Morgan State encourages on-campus residents to remain in place for Thanksgiving

257,000 people have died from the coronavirus in America. But as the holiday season approaches, many are left to make a tough decision—to risk the virus or to eat turkey alone.

Jordan D. Brown, Features Editor

As the number of coronavirus cases continues to surge throughout the country, many people are preparing to celebrate Thanksgiving without their loved ones. But for Stanley Nwakamma, Morgan State’s student regent, this year will be his fourth holiday season without his family. 

Nwakamma, a Nigerian native, said although he’s been without his family since 2017, this Thanksgiving will be the most challenging for him.

“I miss them and wish I could be home,” he said. “But with this Thanksgiving, with the whole restrictions and all of that, it’s even harder because you can’t go to friends’ houses or relatives,” said Nwakamma, a senior electrical and computer engineering major.

The Centers for Disease Control and Prevention (CDC) has advised people not to host large gatherings or travel for the holiday. So although Morgan is allowing on-campus residents to travel for the holiday break, the administration is encouraging those who leave campus to not return for the remainder of the semester.

With approximately three weeks left in the fall semester, Kevin Banks, the vice president of student affairs, said students who travel home for Thanksgiving must quarantine for 14 days upon their return and schedule a COVID-19 testing date to assure they do not have the virus when they return to campus.
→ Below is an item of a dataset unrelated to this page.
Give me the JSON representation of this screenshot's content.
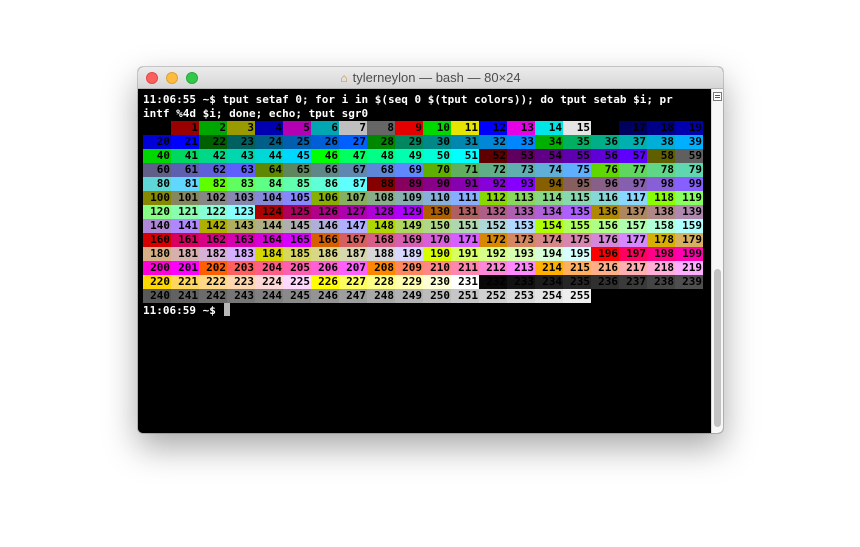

“We’re encouraging them if they go home, they should stay home,” Banks said. “Take everything they can to stay home so that they can be in quarantine mode for the Christmas holidays.”

In an effort to cater to the students who will be residing on campus during the holiday break, SodexoMagic, Morgan’s food vendor, plans to serve a Thanksgiving meal for students on Thursday.

SodexoMagic General Manager Mitchell Oliver said he understands this holiday season will be out of the ordinary for many and as a result, he’s made an effort to make Thanksgiving as normal as possible. 

“Thanksgiving is Thanksgiving,” Oliver said. “It wouldn’t be Thanksgiving if you didn’t have the traditional turkey, but we’re going to modify it just a bit.”

On Thursday, students will have the option to order brunch and dinner consisting of roast turkey, pineapple glazed ham, macaroni and cheese, collard greens and several types of flavored pie.

With the rise in COVID-19 cases, students are not allowed to dine in the Rawlings Dining Hall. But they will be able to pick up brunch to-go between 10 a.m. to 12 p.m. and dinner to-go between 2 p.m. to 4 p.m.

Although Nwakamma will miss his family this year, he said he appreciates the university’s effort to accommodate the students on campus that are unable to travel for the holiday and give them a taste of the holiday.

 “All of the people on campus right now are people that have extenuating circumstances who don’t have a place to go or they don’t have housing security or food security—so that’s why they’re on campus,” Nwakamma said.  “So, for Morgan to have a plan to have a Thanksgiving meal for them, it’s very good.”

For the last three years, Nwakamma has celebrated Thanksgiving with his friends and family that reside in the United States. This year, he plans on spending his holiday with a small group of friends he met at Morgan.

“We’re going to have a Thanksgiving dinner and we’re all keeping it within the circle with no outside invitation,” he said.